Gather from the material every line that contains the string "System".

- _Records for processing_:
• • •
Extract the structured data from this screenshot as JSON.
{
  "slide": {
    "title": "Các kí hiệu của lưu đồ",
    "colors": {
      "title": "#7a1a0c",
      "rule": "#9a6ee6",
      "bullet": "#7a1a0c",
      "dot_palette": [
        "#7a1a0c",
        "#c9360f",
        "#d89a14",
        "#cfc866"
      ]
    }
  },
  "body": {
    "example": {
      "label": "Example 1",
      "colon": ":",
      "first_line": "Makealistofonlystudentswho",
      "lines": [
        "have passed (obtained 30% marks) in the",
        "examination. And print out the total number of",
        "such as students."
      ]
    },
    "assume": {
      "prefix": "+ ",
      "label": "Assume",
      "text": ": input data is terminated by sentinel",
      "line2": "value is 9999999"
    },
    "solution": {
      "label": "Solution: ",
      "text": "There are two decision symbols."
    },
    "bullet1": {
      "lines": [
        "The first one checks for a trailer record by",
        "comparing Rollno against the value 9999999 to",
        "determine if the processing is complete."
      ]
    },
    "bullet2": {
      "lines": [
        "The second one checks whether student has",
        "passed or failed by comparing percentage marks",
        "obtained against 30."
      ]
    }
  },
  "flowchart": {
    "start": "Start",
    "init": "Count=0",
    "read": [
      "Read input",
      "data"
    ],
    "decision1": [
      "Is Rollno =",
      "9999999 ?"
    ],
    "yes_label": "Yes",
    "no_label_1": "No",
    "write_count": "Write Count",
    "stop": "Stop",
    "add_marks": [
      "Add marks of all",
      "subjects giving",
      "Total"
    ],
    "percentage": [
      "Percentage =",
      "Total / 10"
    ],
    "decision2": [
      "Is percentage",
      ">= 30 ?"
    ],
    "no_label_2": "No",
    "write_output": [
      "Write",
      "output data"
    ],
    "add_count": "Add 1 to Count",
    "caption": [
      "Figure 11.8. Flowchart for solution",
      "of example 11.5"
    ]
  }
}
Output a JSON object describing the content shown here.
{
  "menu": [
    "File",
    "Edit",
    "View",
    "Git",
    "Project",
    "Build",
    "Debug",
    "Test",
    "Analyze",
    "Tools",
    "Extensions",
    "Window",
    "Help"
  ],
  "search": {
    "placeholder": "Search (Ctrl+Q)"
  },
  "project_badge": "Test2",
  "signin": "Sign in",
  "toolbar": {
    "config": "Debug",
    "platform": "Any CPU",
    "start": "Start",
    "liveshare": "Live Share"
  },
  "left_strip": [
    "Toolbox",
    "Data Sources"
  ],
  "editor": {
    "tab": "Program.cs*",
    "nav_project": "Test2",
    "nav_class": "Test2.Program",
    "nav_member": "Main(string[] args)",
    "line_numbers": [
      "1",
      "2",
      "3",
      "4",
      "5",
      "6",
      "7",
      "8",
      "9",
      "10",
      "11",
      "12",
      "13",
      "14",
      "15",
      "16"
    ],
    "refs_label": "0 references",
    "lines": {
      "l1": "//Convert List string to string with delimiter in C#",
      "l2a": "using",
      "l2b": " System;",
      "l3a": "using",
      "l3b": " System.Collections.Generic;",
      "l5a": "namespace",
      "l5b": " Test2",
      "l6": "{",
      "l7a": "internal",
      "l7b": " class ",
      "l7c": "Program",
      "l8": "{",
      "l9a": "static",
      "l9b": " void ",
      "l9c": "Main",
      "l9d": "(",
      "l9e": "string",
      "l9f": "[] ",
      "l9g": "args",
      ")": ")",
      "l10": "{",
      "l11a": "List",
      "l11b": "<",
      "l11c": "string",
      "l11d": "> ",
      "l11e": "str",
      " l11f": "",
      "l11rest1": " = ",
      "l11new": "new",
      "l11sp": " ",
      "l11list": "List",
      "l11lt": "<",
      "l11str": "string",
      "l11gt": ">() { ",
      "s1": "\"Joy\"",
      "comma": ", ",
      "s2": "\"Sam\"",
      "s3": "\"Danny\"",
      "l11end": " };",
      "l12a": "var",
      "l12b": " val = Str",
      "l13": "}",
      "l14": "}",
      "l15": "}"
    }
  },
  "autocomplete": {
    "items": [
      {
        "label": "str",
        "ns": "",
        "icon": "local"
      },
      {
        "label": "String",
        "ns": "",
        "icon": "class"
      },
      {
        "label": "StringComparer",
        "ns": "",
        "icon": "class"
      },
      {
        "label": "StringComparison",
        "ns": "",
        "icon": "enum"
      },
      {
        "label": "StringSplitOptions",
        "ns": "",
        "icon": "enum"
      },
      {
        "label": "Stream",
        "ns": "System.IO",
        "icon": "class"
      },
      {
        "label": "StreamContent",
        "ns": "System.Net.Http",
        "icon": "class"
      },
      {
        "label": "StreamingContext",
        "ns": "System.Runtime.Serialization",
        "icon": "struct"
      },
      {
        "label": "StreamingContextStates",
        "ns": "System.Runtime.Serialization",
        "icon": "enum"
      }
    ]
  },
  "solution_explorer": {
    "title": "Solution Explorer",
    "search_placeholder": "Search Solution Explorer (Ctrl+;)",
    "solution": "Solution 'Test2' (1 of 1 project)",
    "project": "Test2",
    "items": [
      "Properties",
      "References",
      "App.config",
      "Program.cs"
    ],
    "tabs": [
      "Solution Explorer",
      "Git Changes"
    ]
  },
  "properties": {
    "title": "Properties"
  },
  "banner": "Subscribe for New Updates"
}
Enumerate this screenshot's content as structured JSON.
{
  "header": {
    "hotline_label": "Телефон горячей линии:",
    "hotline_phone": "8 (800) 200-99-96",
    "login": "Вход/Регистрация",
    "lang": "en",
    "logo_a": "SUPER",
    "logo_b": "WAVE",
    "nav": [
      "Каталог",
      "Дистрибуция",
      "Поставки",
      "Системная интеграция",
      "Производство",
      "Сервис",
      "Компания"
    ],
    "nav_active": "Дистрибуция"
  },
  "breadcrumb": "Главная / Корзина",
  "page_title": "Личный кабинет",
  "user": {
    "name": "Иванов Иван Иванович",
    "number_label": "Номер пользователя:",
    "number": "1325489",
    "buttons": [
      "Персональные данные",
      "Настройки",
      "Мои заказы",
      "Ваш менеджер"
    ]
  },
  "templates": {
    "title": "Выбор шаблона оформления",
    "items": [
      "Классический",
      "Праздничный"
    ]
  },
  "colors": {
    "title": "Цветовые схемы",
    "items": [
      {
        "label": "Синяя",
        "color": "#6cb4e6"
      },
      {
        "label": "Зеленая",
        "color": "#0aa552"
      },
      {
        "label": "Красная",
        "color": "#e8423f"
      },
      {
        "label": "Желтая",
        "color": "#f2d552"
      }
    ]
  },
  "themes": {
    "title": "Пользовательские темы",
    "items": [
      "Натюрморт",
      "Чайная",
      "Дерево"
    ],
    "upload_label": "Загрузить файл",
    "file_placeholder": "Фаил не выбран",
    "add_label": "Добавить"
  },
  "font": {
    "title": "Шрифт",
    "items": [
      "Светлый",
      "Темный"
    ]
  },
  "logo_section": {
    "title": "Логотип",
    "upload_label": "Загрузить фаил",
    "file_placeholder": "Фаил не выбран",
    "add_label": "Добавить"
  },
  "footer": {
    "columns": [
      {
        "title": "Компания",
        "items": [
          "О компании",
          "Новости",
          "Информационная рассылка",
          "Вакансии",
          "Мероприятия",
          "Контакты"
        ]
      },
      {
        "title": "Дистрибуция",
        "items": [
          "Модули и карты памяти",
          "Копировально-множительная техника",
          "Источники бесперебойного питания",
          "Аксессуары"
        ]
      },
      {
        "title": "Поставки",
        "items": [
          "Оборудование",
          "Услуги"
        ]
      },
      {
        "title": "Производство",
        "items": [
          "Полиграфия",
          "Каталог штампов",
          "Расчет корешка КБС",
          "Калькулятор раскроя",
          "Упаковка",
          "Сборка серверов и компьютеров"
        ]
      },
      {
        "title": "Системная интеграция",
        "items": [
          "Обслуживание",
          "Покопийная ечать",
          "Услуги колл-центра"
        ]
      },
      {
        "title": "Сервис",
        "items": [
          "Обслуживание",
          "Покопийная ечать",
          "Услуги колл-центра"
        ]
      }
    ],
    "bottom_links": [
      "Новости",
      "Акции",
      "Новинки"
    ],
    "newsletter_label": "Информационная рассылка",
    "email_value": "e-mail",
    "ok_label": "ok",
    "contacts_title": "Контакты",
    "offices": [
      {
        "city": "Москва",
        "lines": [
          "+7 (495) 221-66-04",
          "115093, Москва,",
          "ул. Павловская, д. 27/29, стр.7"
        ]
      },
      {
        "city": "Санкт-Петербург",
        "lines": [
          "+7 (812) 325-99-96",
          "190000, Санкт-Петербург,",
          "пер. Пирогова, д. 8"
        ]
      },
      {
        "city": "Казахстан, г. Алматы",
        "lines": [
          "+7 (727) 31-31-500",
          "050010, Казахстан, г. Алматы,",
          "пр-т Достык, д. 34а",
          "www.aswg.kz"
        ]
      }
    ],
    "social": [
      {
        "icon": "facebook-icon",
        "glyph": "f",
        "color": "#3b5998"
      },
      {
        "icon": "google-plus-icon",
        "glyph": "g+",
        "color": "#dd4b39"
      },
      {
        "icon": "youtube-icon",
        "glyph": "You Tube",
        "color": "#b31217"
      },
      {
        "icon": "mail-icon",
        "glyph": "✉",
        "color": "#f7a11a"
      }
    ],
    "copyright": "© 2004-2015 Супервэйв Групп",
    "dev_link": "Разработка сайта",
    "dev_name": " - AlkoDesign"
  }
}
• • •
- _Problem solution_:
      "l2b": " System;",
      "l3b": " System.Collections.Generic;",
        "ns": "System.IO",
        "ns": "System.Net.Http",
        "ns": "System.Runtime.Serialization",
        "ns": "System.Runtime.Serialization",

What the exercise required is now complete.